Bird watching at Fort Sisseton Historic State Park is fabulous so you should pack your binoculars in your RV for the best viewing. There are more than 300 bird species that live or migrate through the northeastern South Dakota Glacial Lakes Area. You will find plenty of wetlands within the state park to enjoy watching bird species like yellow-billed cuckoos, snowy owls, red-legged hawks, western sandpipers, green heron, whooping cranes, and plenty of migrating species of ducks and geese.
Don’t worry if you forgot to pack your snowshoes in your motorhome because there are snowshoe rentals on-site. There is perfect prairie terrain in Fort Sisseton Historic State Park for snowshoeing. You can follow the quarter-mile Andrew Jackson Fisk Historic Trail through the 15 restored buildings and structures of the state park that is complete with interpretive signs. Another option is to try the longer Fort Sisseton Trail that lakes you through frozen wetlands. If that’s not enough try a sleigh ride during the park’s annual Frontier Christmas festival in December.
Hiking is a perfect thing to do in Fort Sisseton Historic State Park. The trails are not difficult and are great for families to spend a few hours checking out the natural side of the historic state park.

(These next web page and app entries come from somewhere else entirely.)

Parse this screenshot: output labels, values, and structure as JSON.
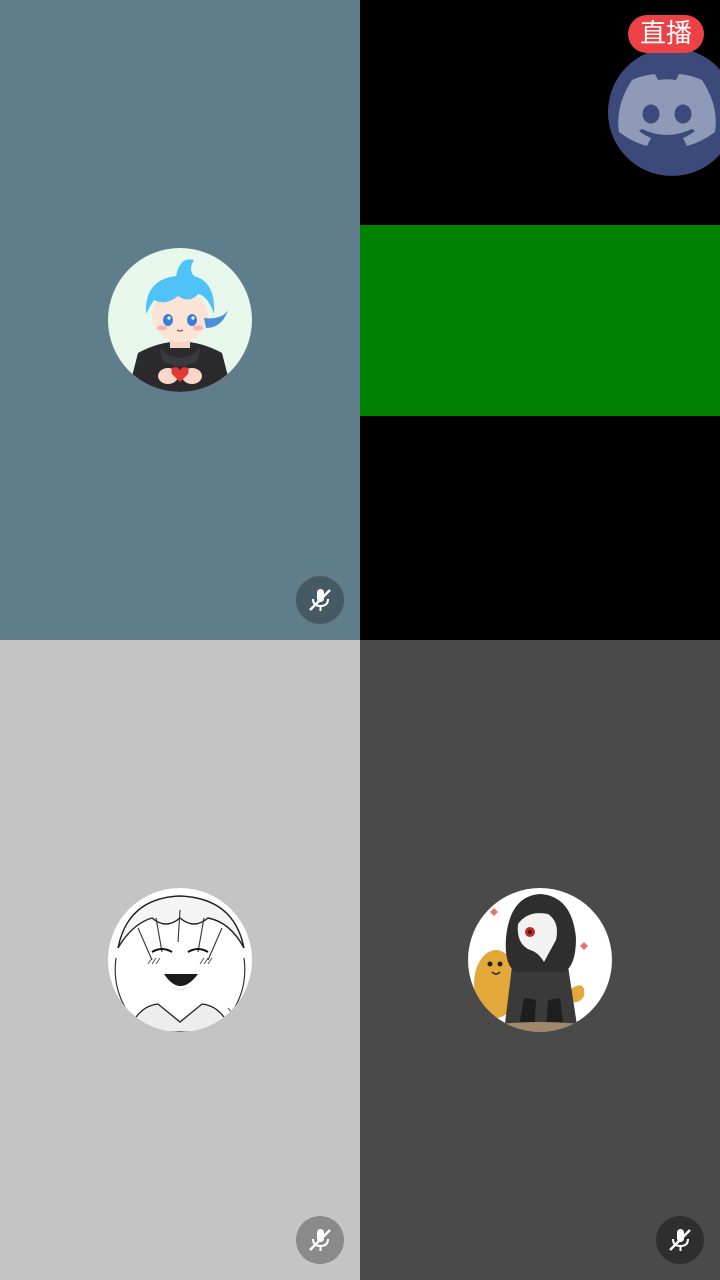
{
  "live_badge": {
    "label": "直播",
    "color": "#ED4245"
  },
  "tiles": [
    {
      "position": "top-left",
      "background": "#607D8B",
      "avatar": "anime-boy-blue-hair-heart-avatar",
      "muted": true,
      "mute_button_color": "#455A64"
    },
    {
      "position": "top-right",
      "background": "#000000",
      "stream_color": "#008000",
      "avatar": "discord-logo-avatar",
      "avatar_color": "#3B4A7A",
      "is_streaming": true
    },
    {
      "position": "bottom-left",
      "background": "#C4C4C4",
      "avatar": "manga-smiling-character-avatar",
      "muted": true,
      "mute_button_color": "#8A8A8A"
    },
    {
      "position": "bottom-right",
      "background": "#4A4A4A",
      "avatar": "plague-doctor-character-avatar",
      "muted": true,
      "mute_button_color": "#2E2E2E"
    }
  ],
  "icons": {
    "mute": "microphone-muted-icon",
    "discord": "discord-logo-icon"
  }
}
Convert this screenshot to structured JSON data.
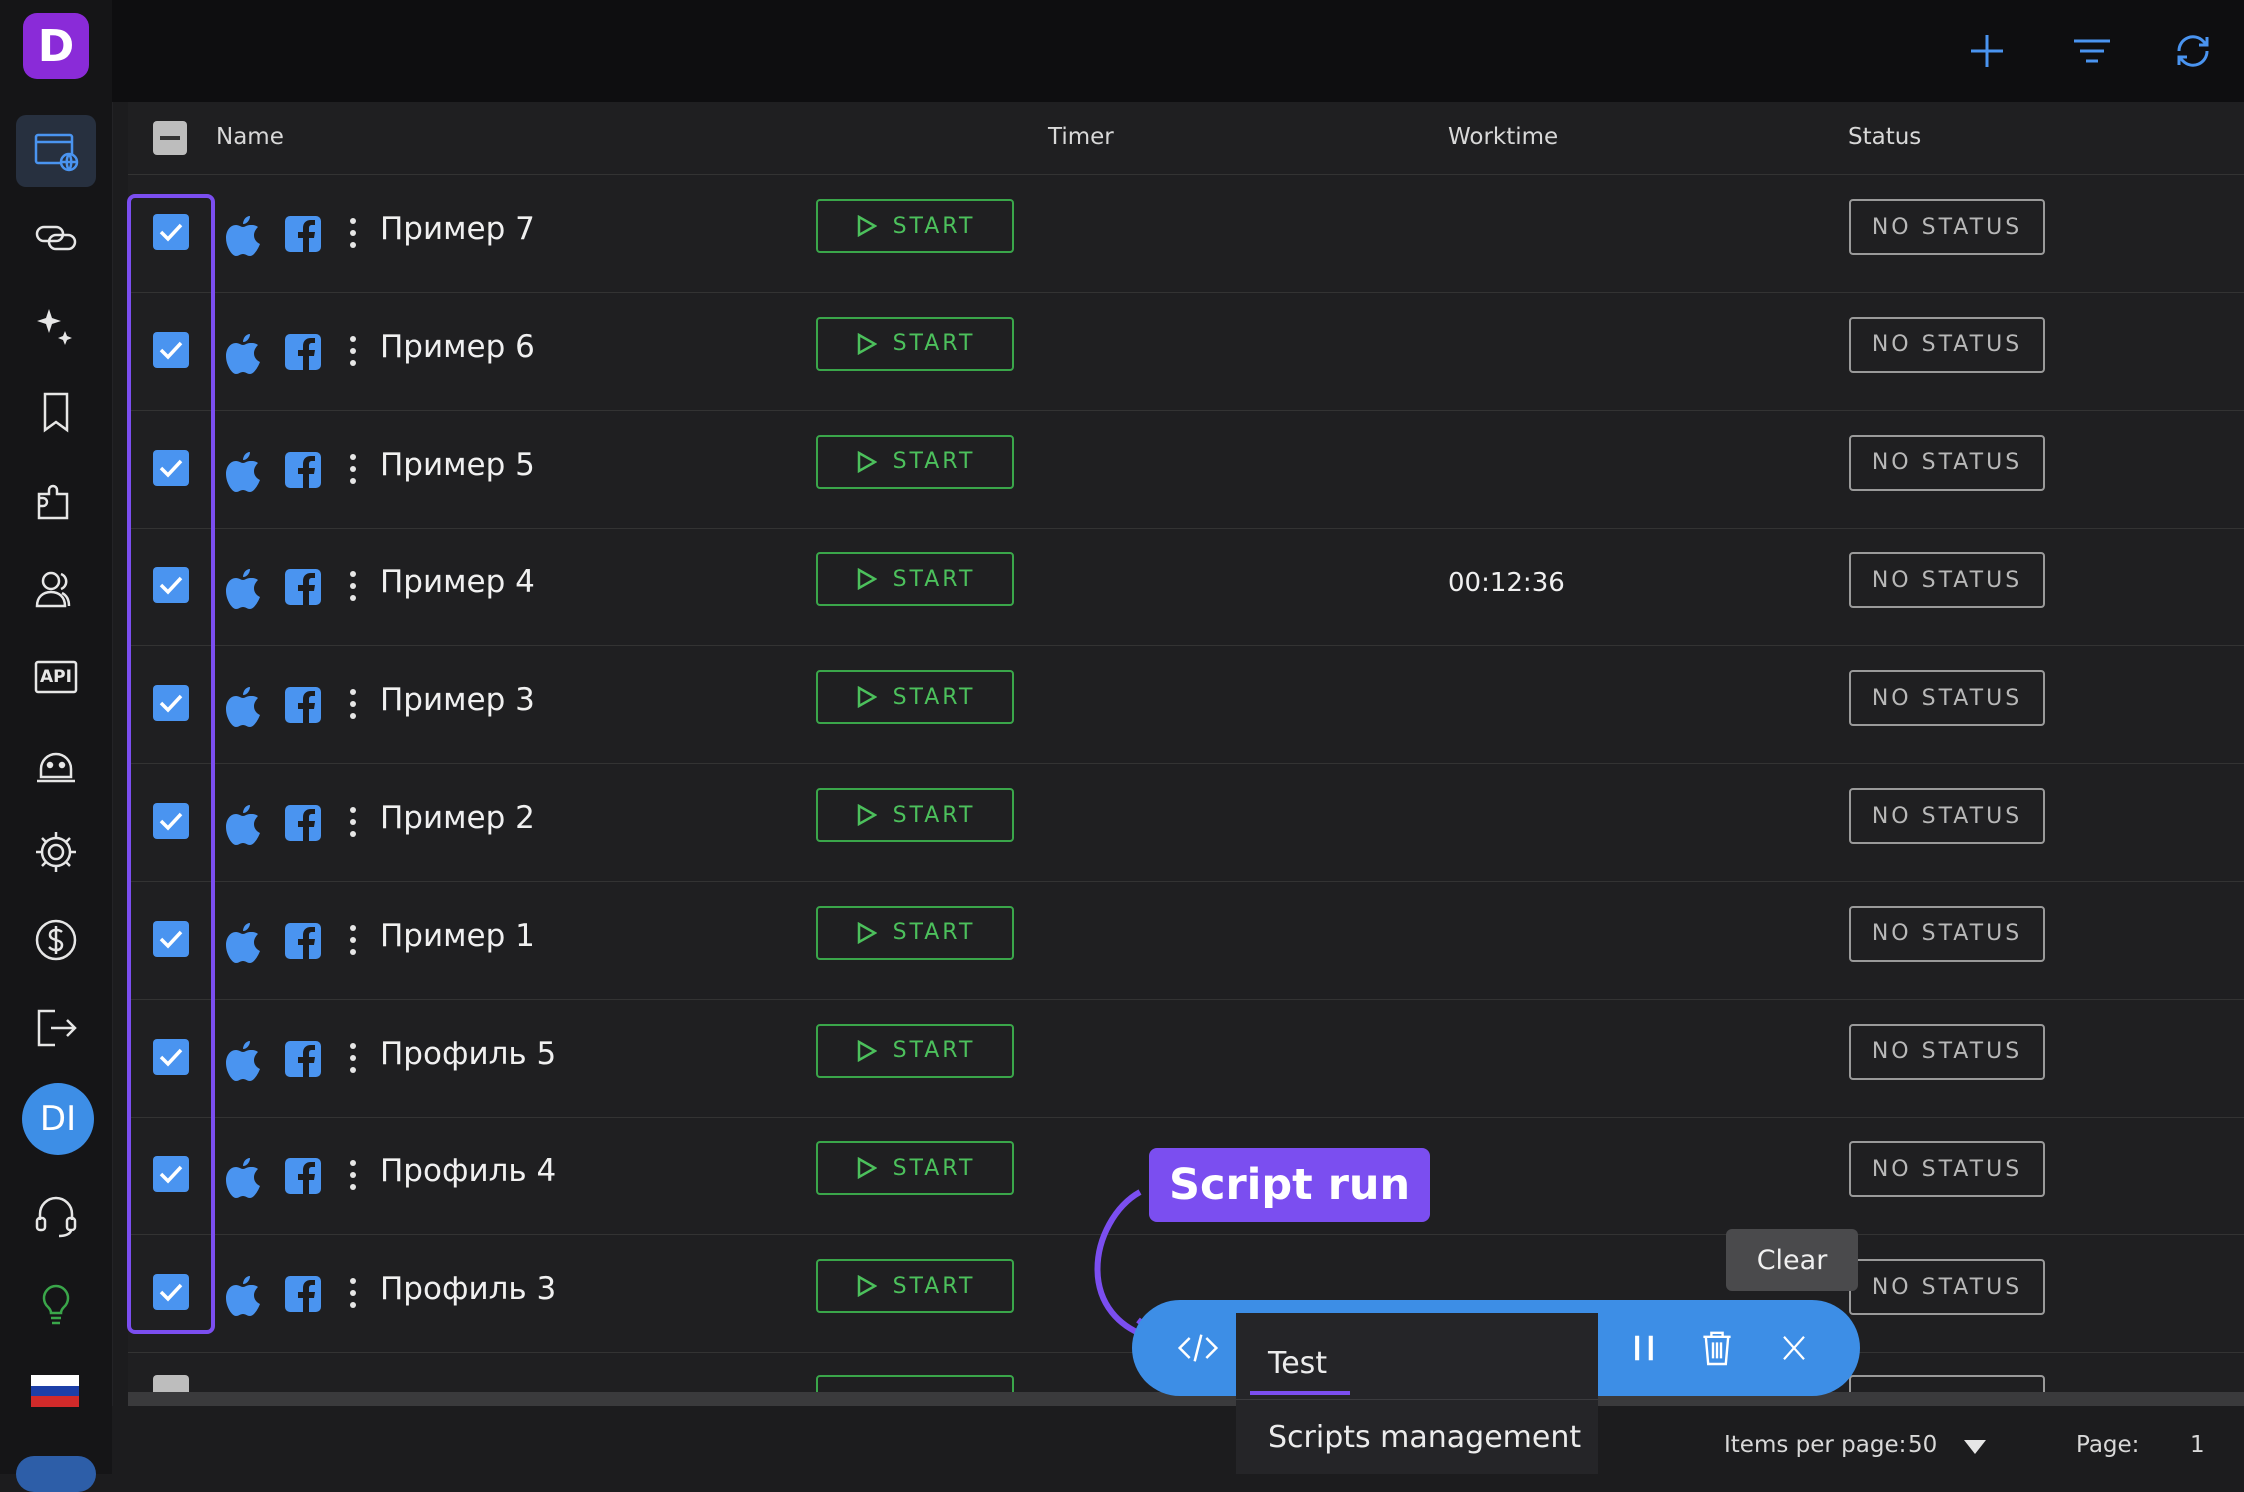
{
  "app": {
    "logo_letter": "D",
    "avatar_initials": "DI"
  },
  "sidebar": {
    "items": [
      {
        "name": "browser-profiles-icon",
        "active": true
      },
      {
        "name": "proxies-icon"
      },
      {
        "name": "sparkles-icon"
      },
      {
        "name": "bookmark-icon"
      },
      {
        "name": "extensions-icon"
      },
      {
        "name": "team-icon"
      },
      {
        "name": "api-icon",
        "label": "API"
      },
      {
        "name": "robot-icon"
      },
      {
        "name": "gear-icon"
      },
      {
        "name": "dollar-icon"
      },
      {
        "name": "logout-icon"
      }
    ],
    "flag_colors": [
      "#ffffff",
      "#1c3fa8",
      "#d12a2a"
    ]
  },
  "toolbar": {
    "icons": [
      "plus-icon",
      "filter-icon",
      "refresh-icon"
    ],
    "accent": "#4a94f0"
  },
  "table": {
    "columns": {
      "name": "Name",
      "timer": "Timer",
      "worktime": "Worktime",
      "status": "Status"
    },
    "start_label": "START",
    "status_label": "NO STATUS",
    "rows": [
      {
        "name": "Пример 7",
        "worktime": ""
      },
      {
        "name": "Пример 6",
        "worktime": ""
      },
      {
        "name": "Пример 5",
        "worktime": ""
      },
      {
        "name": "Пример 4",
        "worktime": "00:12:36"
      },
      {
        "name": "Пример 3",
        "worktime": ""
      },
      {
        "name": "Пример 2",
        "worktime": ""
      },
      {
        "name": "Пример 1",
        "worktime": ""
      },
      {
        "name": "Профиль 5",
        "worktime": ""
      },
      {
        "name": "Профиль 4",
        "worktime": ""
      },
      {
        "name": "Профиль 3",
        "worktime": ""
      }
    ]
  },
  "footer": {
    "items_per_page_label": "Items per page:",
    "items_per_page_value": "50",
    "page_label": "Page:",
    "page_value": "1"
  },
  "annotation": {
    "callout": "Script run",
    "color": "#7b4ef0"
  },
  "script_bar": {
    "tooltip": "Clear",
    "menu": [
      "Test",
      "Scripts management"
    ],
    "color": "#3d8ee6"
  }
}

The longer Fort Sisseton Trail has you traveling on a boardwalk through stellar wetlands that are packed with wildlife. The Andrew Jackson Fisk Historic Trail takes you through the old fort’s ground with interpretive signs at each building to help you learn more about the historical significance of the old fort.
The biggest attraction at Fort Sisseton Historic State Park is the restored 1864 fort’s buildings and structures. Listed on the National Register of Historic Places in 1973, the fort’s ground features 15 buildings and structures. There are splendid guided tours during the summer months and you will find plenty of living history complete with soldiers, Indians, and settlers. Another great time to visit the historic state park is in December when Frontier Christmas takes center stage with sleigh rides, crafts, and living history exhibits.
One of the more relaxing things to do in Fort Sisseton Historic State Park is to go out on Kettle Lake. There is a boat ramp to help you launch your watercraft whether you have a motorized boat, kayak, or canoe. While you are on the lake you can watch for more than 300 species of birds and fishing from a boat is always the best way to catch that dream fish. If you don’t have a canoe or kayak you can rent one on-site.
Make sure you pack your rod and reel in your rig before traveling to Fort Sisseton Historic State Park. Once you get your line wet at Kettle Lake you will be amazed at the results. The lake has a plentiful supply of walleye and yellow perch for you to catch within the 3,000 acres of water surface. There are also opportunities to catch black bullhead, black crappie, and northern pike. Don’t worry if you forget your fishing pole because you can rent one at the state park. Always check the fishing regulations in South Dakota for bag and size limits before dipping your line in the water.